Renaming the Mk3 Starship ‘SN1’ seems to imply they are really confident in the design. Once the Starships have made it past the prototype/testing phase and into the operational flight I would like each Starship to get its own unique name, similar to the space shuttles and naval vessels.
Use an Exoskeleton
SpaceX seems to be using the same methodology that Tesla is using with the CyberTruck. Use an exoskeleton as part of your main overall vehicle design strength. Work outside in rather than inside out.
It especially makes sense on a rocket, because every kilogram you save by making the tank and hull integrated into the same structure without any kind of skin or frame is another kilogram you can loft into space.
The Space Shuttle external tank operated with a LOx ullage pressure of 25 psi and LH2 ullage pressure of 38 psi. Ullage pressure is that within the internal tank space above the liquid propellant level. A certain ullage pressure is necessary to ensure sufficient inlet pressure at the turbopumps to prevent cavitation.
Never Flight Worthy?
Do you remember Starhopper? Musk/SpaceX takes the shortest path to production. And if that means doing flight tests with ugly then that’s not an issue.
MK1 was never going to fly. Its construction was not up a flight-worthy standard. MK3 already shows a vast improvement in construction quality. But reality suggests that MK3 won’t fly until mid-year at the earliest. When Musk makes a prediction, you immediately know that you have to add at least three months to it.
There’s still some learning curve, associated with improvements in construction techniques and facilities.
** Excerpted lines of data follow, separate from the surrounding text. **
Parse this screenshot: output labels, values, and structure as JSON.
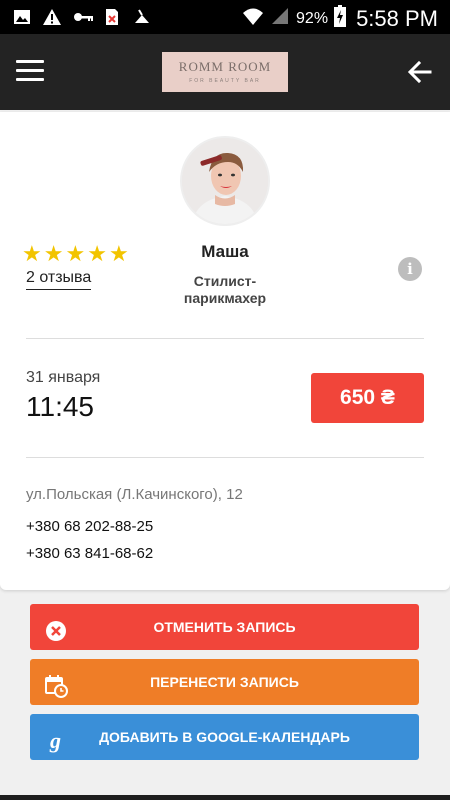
{
  "status_bar": {
    "battery": "92%",
    "time": "5:58 PM",
    "icons": [
      "image-icon",
      "warning-icon",
      "key-icon",
      "sim-off-icon",
      "vacuum-icon",
      "wifi-icon",
      "signal-icon",
      "battery-icon"
    ]
  },
  "app_bar": {
    "logo_title": "ROMM ROOM",
    "logo_subtitle": "FOR BEAUTY BAR",
    "menu_icon": "hamburger-icon",
    "back_icon": "arrow-back-icon"
  },
  "master": {
    "name": "Маша",
    "role": "Стилист-парикмахер",
    "rating": 5,
    "rating_max": 5,
    "reviews": "2 отзыва"
  },
  "appointment": {
    "date": "31 января",
    "time": "11:45",
    "price": "650 ₴"
  },
  "salon": {
    "address": "ул.Польская (Л.Качинского), 12",
    "phones": [
      "+380 68 202-88-25",
      "+380 63 841-68-62"
    ]
  },
  "actions": {
    "cancel": "ОТМЕНИТЬ ЗАПИСЬ",
    "reschedule": "ПЕРЕНЕСТИ ЗАПИСЬ",
    "add_google": "ДОБАВИТЬ В GOOGLE-КАЛЕНДАРЬ"
  },
  "colors": {
    "red": "#f1453a",
    "orange": "#ef7d27",
    "blue": "#3a8fd8",
    "star": "#f2c400",
    "app_bar": "#232323"
  }
}
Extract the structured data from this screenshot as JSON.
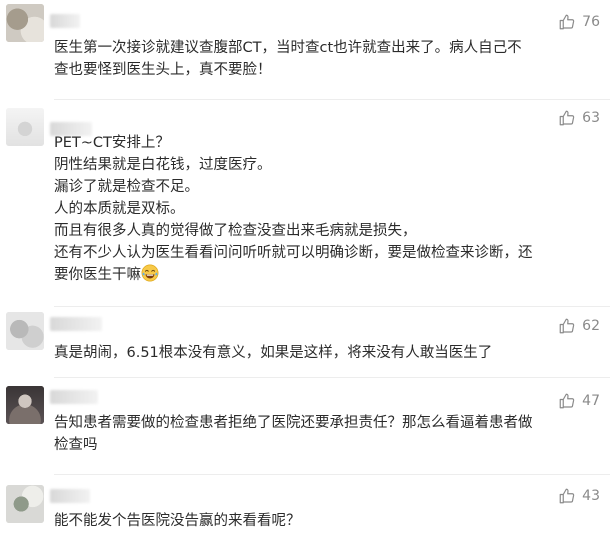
{
  "comments": [
    {
      "likes": "76",
      "lines": [
        "医生第一次接诊就建议查腹部CT，当时查ct也许就查出来了。病人自己不",
        "查也要怪到医生头上，真不要脸！"
      ]
    },
    {
      "likes": "63",
      "lines": [
        "PET~CT安排上？",
        "阴性结果就是白花钱，过度医疗。",
        "漏诊了就是检查不足。",
        "人的本质就是双标。",
        "而且有很多人真的觉得做了检查没查出来毛病就是损失，",
        "还有不少人认为医生看看问问听听就可以明确诊断，要是做检查来诊断，还",
        "要你医生干嘛"
      ],
      "emoji": "laughing-crying-emoji"
    },
    {
      "likes": "62",
      "lines": [
        "真是胡闹，6.51根本没有意义，如果是这样，将来没有人敢当医生了"
      ]
    },
    {
      "likes": "47",
      "lines": [
        "告知患者需要做的检查患者拒绝了医院还要承担责任？那怎么看逼着患者做",
        "检查吗"
      ]
    },
    {
      "likes": "43",
      "lines": [
        "能不能发个告医院没告赢的来看看呢？"
      ]
    }
  ],
  "icons": {
    "like": "thumbs-up-icon"
  },
  "colors": {
    "text": "#2b2b2b",
    "like_count": "#8a8a8a",
    "divider": "#ededed"
  }
}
But 2-3 months seems too optimistic/aspirating. I will estimate that at least six months will be taken for Starship Mk3 to complete the test.